Moth spread

Things take a turn midway through the story to remind us that, not only do environments change, but our world is advancing at a rapid pace. Here, the Industrial Revolution appears (not called as such in the text itself but named this in the book’s backmatter). People build factories. People burn coal to “power magnificent machines.” The air fills with smoke and soot, and pollution stains those branches where peppered moths slept. If the world is darker now, Thomas asks readers, which moths will survive? Those speckled ones are doomed. As a result, those darker wing colors are passed on to the moths’ offspring, and—fifty years later—the freckled moths become rare. Now it’s Adaptation 101 for readers—told with economy and ease.

“But that’s not how the story ends,” Thomas adds. Shifting to a second-person voice, she asks readers to be silent and be still (a lot like moths on a lichen-covered tree) the next time they “scramble through a forest.” If you look closely at the trees, she suggests, you might see both kinds of moths. And that’s because:

“ . . . people decided to clean up the air. They burned less coal and found new ways to

power machines. Year by year by year cities grew greener. The air all around them became

cleaner. And the trees shed their sooty bark.”

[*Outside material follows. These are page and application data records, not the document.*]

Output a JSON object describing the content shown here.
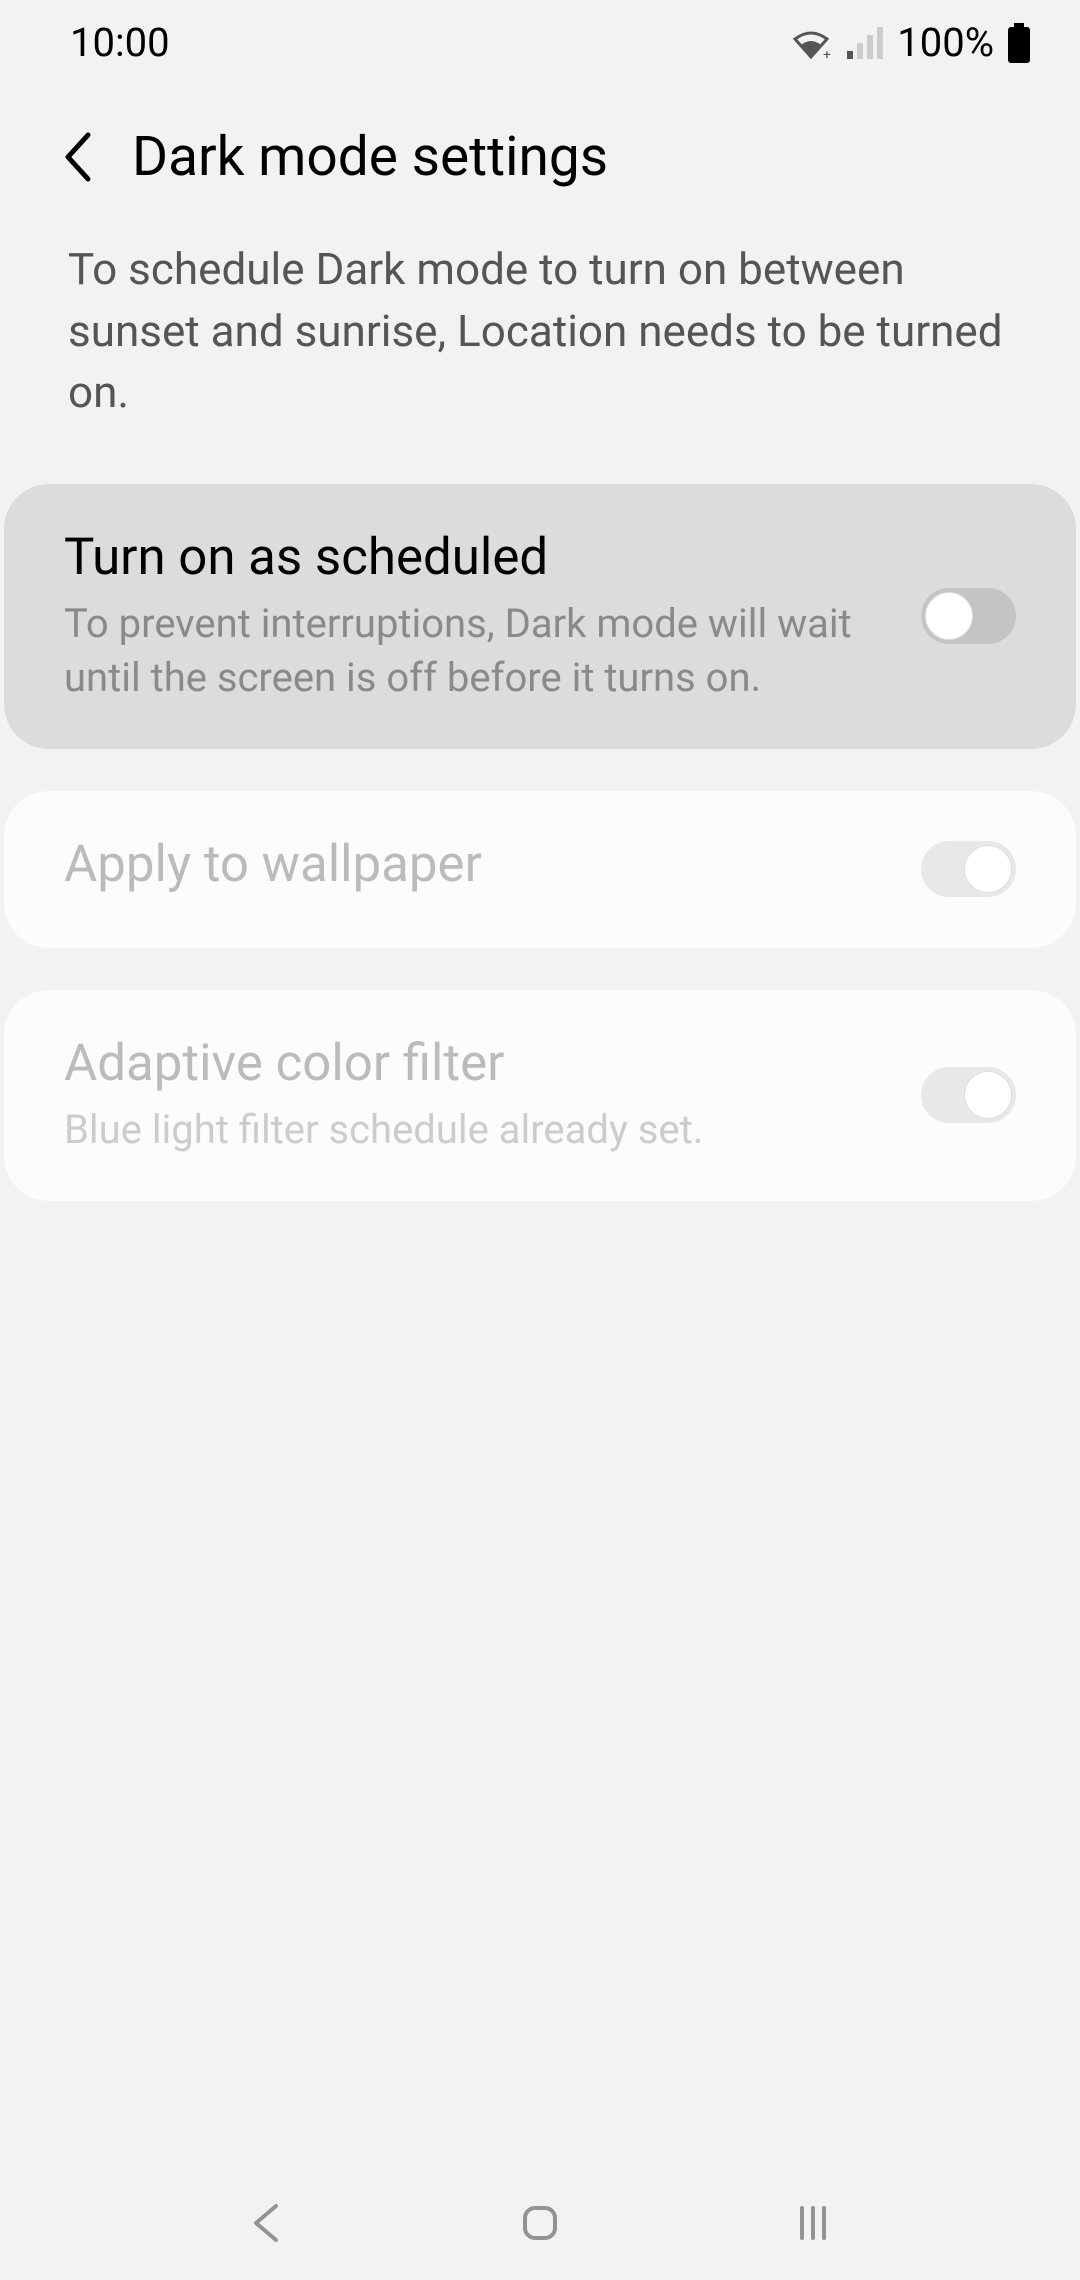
{
  "statusBar": {
    "time": "10:00",
    "battery": "100%"
  },
  "header": {
    "title": "Dark mode settings"
  },
  "infoText": "To schedule Dark mode to turn on between sunset and sunrise, Location needs to be turned on.",
  "settings": [
    {
      "title": "Turn on as scheduled",
      "subtitle": "To prevent interruptions, Dark mode will wait until the screen is off before it turns on.",
      "toggleState": "off",
      "highlighted": true,
      "disabled": false
    },
    {
      "title": "Apply to wallpaper",
      "subtitle": "",
      "toggleState": "on",
      "highlighted": false,
      "disabled": true
    },
    {
      "title": "Adaptive color filter",
      "subtitle": "Blue light filter schedule already set.",
      "toggleState": "on",
      "highlighted": false,
      "disabled": true
    }
  ]
}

There’s that hope Thomas promised us, Egnéus closing the story’s loop with the reappearance of the child who had been reading about peppered moths, walking through a shimmering blue forest. In the book’s backmatter, Thomas mentions mid-20th century laws that were created to reduce air pollution.

Thomas is a talented science writer for children and teens, having written more than 150 science books thus far in her career. She studied Human Sciences at Oxford; writes for the British children’s science magazine Whizz Pop Bang; and is a STEM ambassador where she makes her home in Cambridge, England. Egnéus, born in Sweden, has lived in several countries overseas and now, as I understand it, makes Greece his home. Earlier this year, readers saw his illustrations in Wendy Meddour’s moving Lubna and Pebble (the recipient of a starred Kirkus review). Egnéus, though hardly new to illustration (he has previously collaborated with Neil Gaiman on his American Gods quartet), is one to watch in picture books.

There’s so much to like here, but what both author and illustrator do most successfully is pull off a deft balance of the bad news (climate change, as mentioned in the book’s backmatter) and good news: Like the peppered moth, we are still evolving. And there is still hope.

Julie Danielson (Jules) conducts interviews and features of authors and illustrators at Seven Impossible Things Before Breakfast, a children's literature blog primarily focused on illustration and picture books.

MOTH: AN EVOLUTION STORY. Text copyright © 2018 by Isabel Thomas. Illustrations © 2018 by Daniel Egnéus. Illustration above reproduced by permission of the publisher, Bloomsbury Children's Books, New York.